=== Problem to solve ===
Give the entries again exactly, every one of them.

=== Record set ===

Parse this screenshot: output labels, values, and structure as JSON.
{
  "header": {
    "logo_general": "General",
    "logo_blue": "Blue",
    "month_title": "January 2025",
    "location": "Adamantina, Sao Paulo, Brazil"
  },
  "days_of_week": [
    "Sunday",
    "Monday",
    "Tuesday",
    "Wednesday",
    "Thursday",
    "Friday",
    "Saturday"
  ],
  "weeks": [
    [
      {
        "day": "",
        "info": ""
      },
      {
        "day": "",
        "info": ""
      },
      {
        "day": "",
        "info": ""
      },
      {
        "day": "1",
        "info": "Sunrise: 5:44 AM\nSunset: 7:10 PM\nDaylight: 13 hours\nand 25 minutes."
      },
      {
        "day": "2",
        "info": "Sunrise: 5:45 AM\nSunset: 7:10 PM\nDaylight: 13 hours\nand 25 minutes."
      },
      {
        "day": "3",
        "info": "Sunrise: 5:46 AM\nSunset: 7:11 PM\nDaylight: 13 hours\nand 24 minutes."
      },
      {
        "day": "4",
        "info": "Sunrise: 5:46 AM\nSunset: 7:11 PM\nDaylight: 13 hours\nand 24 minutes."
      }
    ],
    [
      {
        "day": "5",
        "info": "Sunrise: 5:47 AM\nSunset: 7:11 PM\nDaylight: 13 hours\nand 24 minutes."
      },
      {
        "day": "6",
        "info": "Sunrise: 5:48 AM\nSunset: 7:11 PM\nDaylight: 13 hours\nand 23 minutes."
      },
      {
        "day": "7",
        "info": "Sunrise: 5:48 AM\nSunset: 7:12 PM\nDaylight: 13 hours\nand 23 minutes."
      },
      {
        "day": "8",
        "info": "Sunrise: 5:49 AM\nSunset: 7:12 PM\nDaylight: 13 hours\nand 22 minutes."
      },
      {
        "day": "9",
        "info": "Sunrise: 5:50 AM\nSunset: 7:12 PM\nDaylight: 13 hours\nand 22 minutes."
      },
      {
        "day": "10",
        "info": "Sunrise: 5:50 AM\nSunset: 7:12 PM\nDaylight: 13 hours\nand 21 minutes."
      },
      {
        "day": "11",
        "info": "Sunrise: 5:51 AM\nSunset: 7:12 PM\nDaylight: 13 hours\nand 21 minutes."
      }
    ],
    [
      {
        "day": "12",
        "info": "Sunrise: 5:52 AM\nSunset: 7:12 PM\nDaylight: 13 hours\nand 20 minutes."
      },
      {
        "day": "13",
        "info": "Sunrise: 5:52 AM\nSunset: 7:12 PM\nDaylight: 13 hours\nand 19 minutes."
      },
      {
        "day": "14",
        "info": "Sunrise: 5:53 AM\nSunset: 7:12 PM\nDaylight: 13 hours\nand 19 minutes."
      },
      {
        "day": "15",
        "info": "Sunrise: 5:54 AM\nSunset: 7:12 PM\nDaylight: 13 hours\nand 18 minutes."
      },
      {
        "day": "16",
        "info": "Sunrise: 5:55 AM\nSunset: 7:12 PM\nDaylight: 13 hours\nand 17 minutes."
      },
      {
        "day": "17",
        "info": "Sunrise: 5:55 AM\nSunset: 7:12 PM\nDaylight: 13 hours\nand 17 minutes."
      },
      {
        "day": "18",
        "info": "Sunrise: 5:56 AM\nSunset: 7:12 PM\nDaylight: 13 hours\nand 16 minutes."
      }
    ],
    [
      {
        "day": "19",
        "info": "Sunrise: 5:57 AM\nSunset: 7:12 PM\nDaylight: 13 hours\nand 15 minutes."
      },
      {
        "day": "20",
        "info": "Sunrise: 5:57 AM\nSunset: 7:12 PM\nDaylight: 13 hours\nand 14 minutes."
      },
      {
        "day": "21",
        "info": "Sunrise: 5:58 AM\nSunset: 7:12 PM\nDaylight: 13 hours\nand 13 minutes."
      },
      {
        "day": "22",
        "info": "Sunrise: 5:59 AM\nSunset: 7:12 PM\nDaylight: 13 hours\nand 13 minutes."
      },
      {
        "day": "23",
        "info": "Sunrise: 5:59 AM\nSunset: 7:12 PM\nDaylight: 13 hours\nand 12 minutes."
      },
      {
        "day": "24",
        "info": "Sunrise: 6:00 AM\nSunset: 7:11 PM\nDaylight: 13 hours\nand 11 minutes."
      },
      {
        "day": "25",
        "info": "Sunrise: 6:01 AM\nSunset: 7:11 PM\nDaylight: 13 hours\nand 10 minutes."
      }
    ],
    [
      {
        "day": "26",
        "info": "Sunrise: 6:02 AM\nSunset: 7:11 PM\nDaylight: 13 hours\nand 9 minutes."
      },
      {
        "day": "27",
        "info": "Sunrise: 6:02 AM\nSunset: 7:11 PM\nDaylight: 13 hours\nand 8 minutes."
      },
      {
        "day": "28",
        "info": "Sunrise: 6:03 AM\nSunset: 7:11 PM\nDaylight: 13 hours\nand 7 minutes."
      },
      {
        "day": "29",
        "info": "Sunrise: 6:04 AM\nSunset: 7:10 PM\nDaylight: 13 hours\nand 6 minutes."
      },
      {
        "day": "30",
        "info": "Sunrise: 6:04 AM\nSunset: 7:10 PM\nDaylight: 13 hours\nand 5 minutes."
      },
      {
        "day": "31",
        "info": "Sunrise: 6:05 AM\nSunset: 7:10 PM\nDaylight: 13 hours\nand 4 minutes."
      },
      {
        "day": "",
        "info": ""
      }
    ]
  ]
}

=== Result of this exercise ===
Parse this screenshot: output labels, values, and structure as JSON.
{
  "header": {
    "logo_general": "General",
    "logo_blue": "Blue",
    "month_title": "January 2025",
    "location": "Adamantina, Sao Paulo, Brazil"
  },
  "days_of_week": [
    "Sunday",
    "Monday",
    "Tuesday",
    "Wednesday",
    "Thursday",
    "Friday",
    "Saturday"
  ],
  "weeks": [
    [
      {
        "day": "",
        "info": ""
      },
      {
        "day": "",
        "info": ""
      },
      {
        "day": "",
        "info": ""
      },
      {
        "day": "1",
        "info": "Sunrise: 5:44 AM\nSunset: 7:10 PM\nDaylight: 13 hours\nand 25 minutes."
      },
      {
        "day": "2",
        "info": "Sunrise: 5:45 AM\nSunset: 7:10 PM\nDaylight: 13 hours\nand 25 minutes."
      },
      {
        "day": "3",
        "info": "Sunrise: 5:46 AM\nSunset: 7:11 PM\nDaylight: 13 hours\nand 24 minutes."
      },
      {
        "day": "4",
        "info": "Sunrise: 5:46 AM\nSunset: 7:11 PM\nDaylight: 13 hours\nand 24 minutes."
      }
    ],
    [
      {
        "day": "5",
        "info": "Sunrise: 5:47 AM\nSunset: 7:11 PM\nDaylight: 13 hours\nand 24 minutes."
      },
      {
        "day": "6",
        "info": "Sunrise: 5:48 AM\nSunset: 7:11 PM\nDaylight: 13 hours\nand 23 minutes."
      },
      {
        "day": "7",
        "info": "Sunrise: 5:48 AM\nSunset: 7:12 PM\nDaylight: 13 hours\nand 23 minutes."
      },
      {
        "day": "8",
        "info": "Sunrise: 5:49 AM\nSunset: 7:12 PM\nDaylight: 13 hours\nand 22 minutes."
      },
      {
        "day": "9",
        "info": "Sunrise: 5:50 AM\nSunset: 7:12 PM\nDaylight: 13 hours\nand 22 minutes."
      },
      {
        "day": "10",
        "info": "Sunrise: 5:50 AM\nSunset: 7:12 PM\nDaylight: 13 hours\nand 21 minutes."
      },
      {
        "day": "11",
        "info": "Sunrise: 5:51 AM\nSunset: 7:12 PM\nDaylight: 13 hours\nand 21 minutes."
      }
    ],
    [
      {
        "day": "12",
        "info": "Sunrise: 5:52 AM\nSunset: 7:12 PM\nDaylight: 13 hours\nand 20 minutes."
      },
      {
        "day": "13",
        "info": "Sunrise: 5:52 AM\nSunset: 7:12 PM\nDaylight: 13 hours\nand 19 minutes."
      },
      {
        "day": "14",
        "info": "Sunrise: 5:53 AM\nSunset: 7:12 PM\nDaylight: 13 hours\nand 19 minutes."
      },
      {
        "day": "15",
        "info": "Sunrise: 5:54 AM\nSunset: 7:12 PM\nDaylight: 13 hours\nand 18 minutes."
      },
      {
        "day": "16",
        "info": "Sunrise: 5:55 AM\nSunset: 7:12 PM\nDaylight: 13 hours\nand 17 minutes."
      },
      {
        "day": "17",
        "info": "Sunrise: 5:55 AM\nSunset: 7:12 PM\nDaylight: 13 hours\nand 17 minutes."
      },
      {
        "day": "18",
        "info": "Sunrise: 5:56 AM\nSunset: 7:12 PM\nDaylight: 13 hours\nand 16 minutes."
      }
    ],
    [
      {
        "day": "19",
        "info": "Sunrise: 5:57 AM\nSunset: 7:12 PM\nDaylight: 13 hours\nand 15 minutes."
      },
      {
        "day": "20",
        "info": "Sunrise: 5:57 AM\nSunset: 7:12 PM\nDaylight: 13 hours\nand 14 minutes."
      },
      {
        "day": "21",
        "info": "Sunrise: 5:58 AM\nSunset: 7:12 PM\nDaylight: 13 hours\nand 13 minutes."
      },
      {
        "day": "22",
        "info": "Sunrise: 5:59 AM\nSunset: 7:12 PM\nDaylight: 13 hours\nand 13 minutes."
      },
      {
        "day": "23",
        "info": "Sunrise: 5:59 AM\nSunset: 7:12 PM\nDaylight: 13 hours\nand 12 minutes."
      },
      {
        "day": "24",
        "info": "Sunrise: 6:00 AM\nSunset: 7:11 PM\nDaylight: 13 hours\nand 11 minutes."
      },
      {
        "day": "25",
        "info": "Sunrise: 6:01 AM\nSunset: 7:11 PM\nDaylight: 13 hours\nand 10 minutes."
      }
    ],
    [
      {
        "day": "26",
        "info": "Sunrise: 6:02 AM\nSunset: 7:11 PM\nDaylight: 13 hours\nand 9 minutes."
      },
      {
        "day": "27",
        "info": "Sunrise: 6:02 AM\nSunset: 7:11 PM\nDaylight: 13 hours\nand 8 minutes."
      },
      {
        "day": "28",
        "info": "Sunrise: 6:03 AM\nSunset: 7:11 PM\nDaylight: 13 hours\nand 7 minutes."
      },
      {
        "day": "29",
        "info": "Sunrise: 6:04 AM\nSunset: 7:10 PM\nDaylight: 13 hours\nand 6 minutes."
      },
      {
        "day": "30",
        "info": "Sunrise: 6:04 AM\nSunset: 7:10 PM\nDaylight: 13 hours\nand 5 minutes."
      },
      {
        "day": "31",
        "info": "Sunrise: 6:05 AM\nSunset: 7:10 PM\nDaylight: 13 hours\nand 4 minutes."
      },
      {
        "day": "",
        "info": ""
      }
    ]
  ]
}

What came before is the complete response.